Keep only the lines that hold the string "title", filtering out the rest of the entries below.

--------------------------------------------------

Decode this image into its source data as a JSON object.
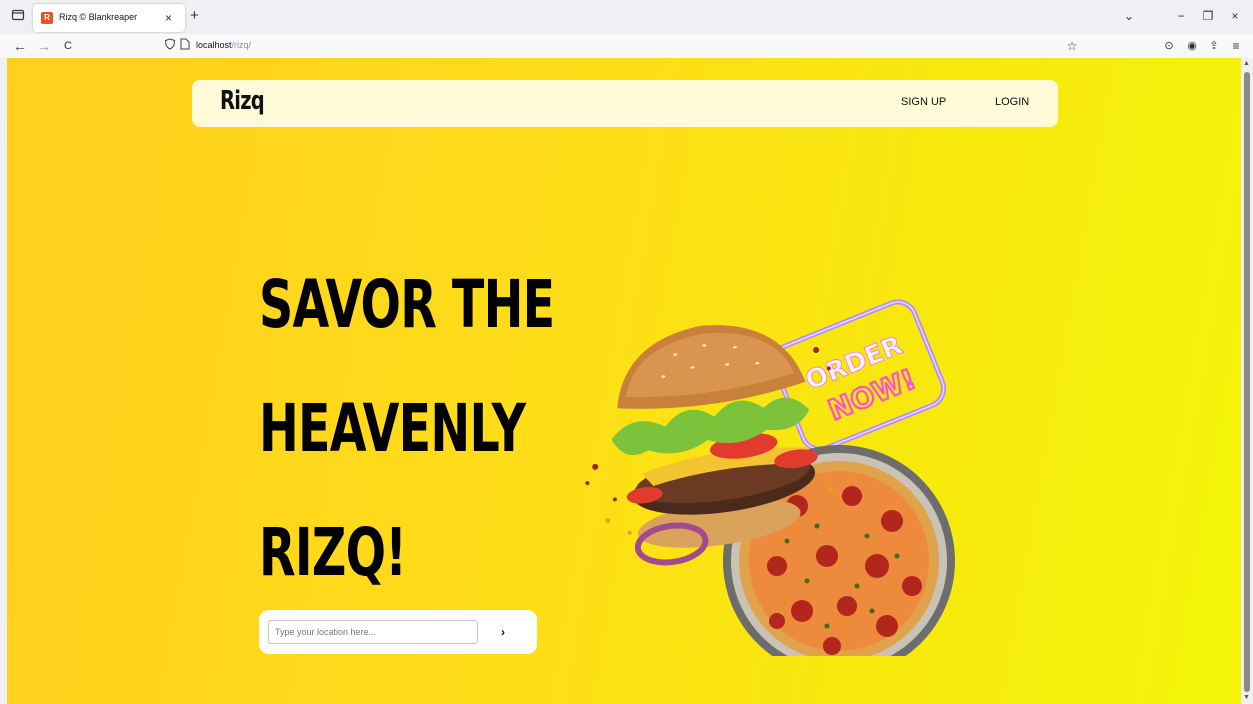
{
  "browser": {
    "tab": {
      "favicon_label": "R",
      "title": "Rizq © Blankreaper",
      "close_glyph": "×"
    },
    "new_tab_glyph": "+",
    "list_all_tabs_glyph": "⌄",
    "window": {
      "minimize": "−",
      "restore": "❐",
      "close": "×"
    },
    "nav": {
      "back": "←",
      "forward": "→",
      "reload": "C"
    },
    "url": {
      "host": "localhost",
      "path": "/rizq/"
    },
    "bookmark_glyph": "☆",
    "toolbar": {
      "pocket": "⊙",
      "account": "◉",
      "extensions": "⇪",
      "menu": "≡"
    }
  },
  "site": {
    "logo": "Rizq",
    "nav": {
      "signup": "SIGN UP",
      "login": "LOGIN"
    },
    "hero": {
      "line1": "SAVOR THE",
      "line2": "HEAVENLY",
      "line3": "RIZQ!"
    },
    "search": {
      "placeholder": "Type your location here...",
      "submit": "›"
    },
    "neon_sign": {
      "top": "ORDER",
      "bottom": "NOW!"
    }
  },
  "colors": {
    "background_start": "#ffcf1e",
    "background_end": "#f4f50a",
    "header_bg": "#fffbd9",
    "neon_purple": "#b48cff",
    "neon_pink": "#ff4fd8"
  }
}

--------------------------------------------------

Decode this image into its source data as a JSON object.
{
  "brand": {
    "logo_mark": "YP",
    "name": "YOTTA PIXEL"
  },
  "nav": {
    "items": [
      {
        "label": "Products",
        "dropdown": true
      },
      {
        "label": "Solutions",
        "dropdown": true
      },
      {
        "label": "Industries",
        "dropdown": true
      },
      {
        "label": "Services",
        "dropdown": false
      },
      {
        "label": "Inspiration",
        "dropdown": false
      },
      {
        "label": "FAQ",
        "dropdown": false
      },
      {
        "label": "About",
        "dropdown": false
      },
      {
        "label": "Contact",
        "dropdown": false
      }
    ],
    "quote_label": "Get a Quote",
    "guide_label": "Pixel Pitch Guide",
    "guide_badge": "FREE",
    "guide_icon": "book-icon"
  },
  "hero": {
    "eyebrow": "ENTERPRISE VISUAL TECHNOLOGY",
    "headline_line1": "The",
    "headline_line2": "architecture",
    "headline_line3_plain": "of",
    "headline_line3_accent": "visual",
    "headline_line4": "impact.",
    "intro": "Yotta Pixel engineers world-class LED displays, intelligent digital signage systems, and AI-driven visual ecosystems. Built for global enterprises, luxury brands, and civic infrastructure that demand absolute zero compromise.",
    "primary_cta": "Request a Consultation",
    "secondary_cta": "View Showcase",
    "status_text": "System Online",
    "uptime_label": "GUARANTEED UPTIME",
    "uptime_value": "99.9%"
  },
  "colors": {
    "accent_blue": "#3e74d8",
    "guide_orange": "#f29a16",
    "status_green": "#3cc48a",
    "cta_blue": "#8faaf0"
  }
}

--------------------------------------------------

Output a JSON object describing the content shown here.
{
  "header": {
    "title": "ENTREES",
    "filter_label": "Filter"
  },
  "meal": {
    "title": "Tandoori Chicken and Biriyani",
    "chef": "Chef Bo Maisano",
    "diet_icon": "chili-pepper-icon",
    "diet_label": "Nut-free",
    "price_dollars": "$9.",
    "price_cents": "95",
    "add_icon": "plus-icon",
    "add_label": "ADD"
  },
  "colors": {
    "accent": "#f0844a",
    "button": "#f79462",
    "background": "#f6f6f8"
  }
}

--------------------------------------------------

■ EXERCISE ANSWER
      "title": "Rizq © Blankreaper",
    "title": "ENTREES",
    "title": "Tandoori Chicken and Biriyani",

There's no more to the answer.